As I said in my last post, I would put up some details about how much various types of degrees were worth, according to Canadian census data - as I said in the last post, this type of data should be fairly similar across countries that have similar economies as Canada, like the US, UK, or Australia. I'll make my code available so that if you want to test against your own country, you shouldn't have too much trouble.
Let's take a look at what we have. Here is a ranking of the types of degrees based on a 95% confidence interval of median 2006 incomes (all the values are inflation-adjusted to 2010 Canadian dollars):
1) Engineering: $54.4k - $58.4k
2) Commerce: $51.1k - $55.2k
3) Sciences: $49.8k - $54.3k
4) Education: $47.4k - $48.6k
Median income for university graduates: $45.3k - $47.5k
5) Social Sciences: $43.2k - $46.2k
6) Health/Food Sciences: $38.5k - $42.3k
7) Humanities: $35.0k - $37.4k
8) Fine Arts: $24.5k - $28.4k
Median income for non-university gradates: $25.5k - $25.8k
So it looks like engineers are on top, although their confidence interval has some overlap with commerce graduates which means that if we want to be 95% sure we are right, we can't say that engineers make more than commerce grads. If we reduce our confidence in our results, the data says that once you get down to about 80% confidence you can say that engineers make more than commerce grads. In other words, given our data here, there's a roughly 80% chance that engineers make more.
In the last post I also looked at the data from 1986. Let's see how the rankings change over time:
1) Engineering: $67.4k - $70.8k
2) Sciences: $53.1k - $56.4
3) Commerce: $51.7k - $54.7k
4) Education: $49.0k - $51.0k
Median income for university graduates: $47.9k - $48.9k
5) Social Sciences: $42.7k - $44.8k
6) Humanities: $38.6k - $40.7k
7) Health/Food Sciences: $35.3k - $38.7k
8) Fine Arts: $23.9k - $28.6k
Median income for non-university graduates: $23.0k - $23.2k
The most striking difference between these results and the ones from 2006 is the drop in wages for engineers. They used to be, by far, the most well-paid university degrees, whereas now they are only slightly higher than commerce degrees (which haven't changed all that much). This is somewhat disappointing for up-and-coming engineers (well, necessarily)!
The rest of the degrees haven't changed too much. A couple of them have statistically significant changes (such as education), but for the rest we can't really distinguish any change here from statistical noise - at least not at a 95% confidence level, if we accept a higher probability of being wrong then we can say things have changed.

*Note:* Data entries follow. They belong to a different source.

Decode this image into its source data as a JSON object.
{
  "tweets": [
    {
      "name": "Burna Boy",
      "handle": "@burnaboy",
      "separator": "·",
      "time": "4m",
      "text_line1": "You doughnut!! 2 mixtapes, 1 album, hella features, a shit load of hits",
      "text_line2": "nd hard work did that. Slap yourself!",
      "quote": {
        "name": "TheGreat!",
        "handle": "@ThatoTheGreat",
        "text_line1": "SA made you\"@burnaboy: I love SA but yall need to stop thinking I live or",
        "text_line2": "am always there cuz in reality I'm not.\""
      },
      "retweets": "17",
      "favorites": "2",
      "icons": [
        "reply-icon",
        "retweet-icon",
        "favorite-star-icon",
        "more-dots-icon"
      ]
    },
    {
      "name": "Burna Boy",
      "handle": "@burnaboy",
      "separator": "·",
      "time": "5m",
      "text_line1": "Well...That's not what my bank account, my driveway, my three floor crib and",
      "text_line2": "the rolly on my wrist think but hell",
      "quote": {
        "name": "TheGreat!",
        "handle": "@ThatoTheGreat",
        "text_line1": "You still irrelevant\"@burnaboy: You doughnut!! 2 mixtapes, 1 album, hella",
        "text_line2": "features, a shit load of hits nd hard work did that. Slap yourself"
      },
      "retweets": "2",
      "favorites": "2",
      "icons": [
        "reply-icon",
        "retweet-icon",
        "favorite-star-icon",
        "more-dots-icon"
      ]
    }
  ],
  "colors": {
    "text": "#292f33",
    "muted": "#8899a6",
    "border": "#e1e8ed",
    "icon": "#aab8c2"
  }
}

This analysis here focuses on the median. Why do I do that? Why not use the average/mean? This is because incomes are something that are very skewed, meaning that that the average will be influenced a lot by the outliers that make tons of cash, making it look like a certain degree may be worth a lot when in fact most of the people with that degree are making a lot less than the average. The difference is most pronounced with commerce degrees: in 2006 the average income for a commerce degree holder is around $78k, which is the highest average for all the degree types. However the median is roughly $53k, showing that there is a massive amount of skewness in the distribution of commerce grads: those MBAs that are making big 6-figure salaries are pulling up the average. To get a feel for how most people with a certain degree are doing it is better to look at the median, which is much less likely to be affected by huge outliers than the mean is.
Again I'll repeat that these are correlations, not causations. In fact since the variance of the incomes for all of the degree types have increased dramatically, that could indicate that your degree is less important in determining your salary today than it was 25 years ago. In order to isolate the actual effect of the degree on wage you'd have to have a more sophisticated model that takes into account all sorts of other relevant factors like age, experience, ability, etc.
As always, the code is available here and the results of running the code are here.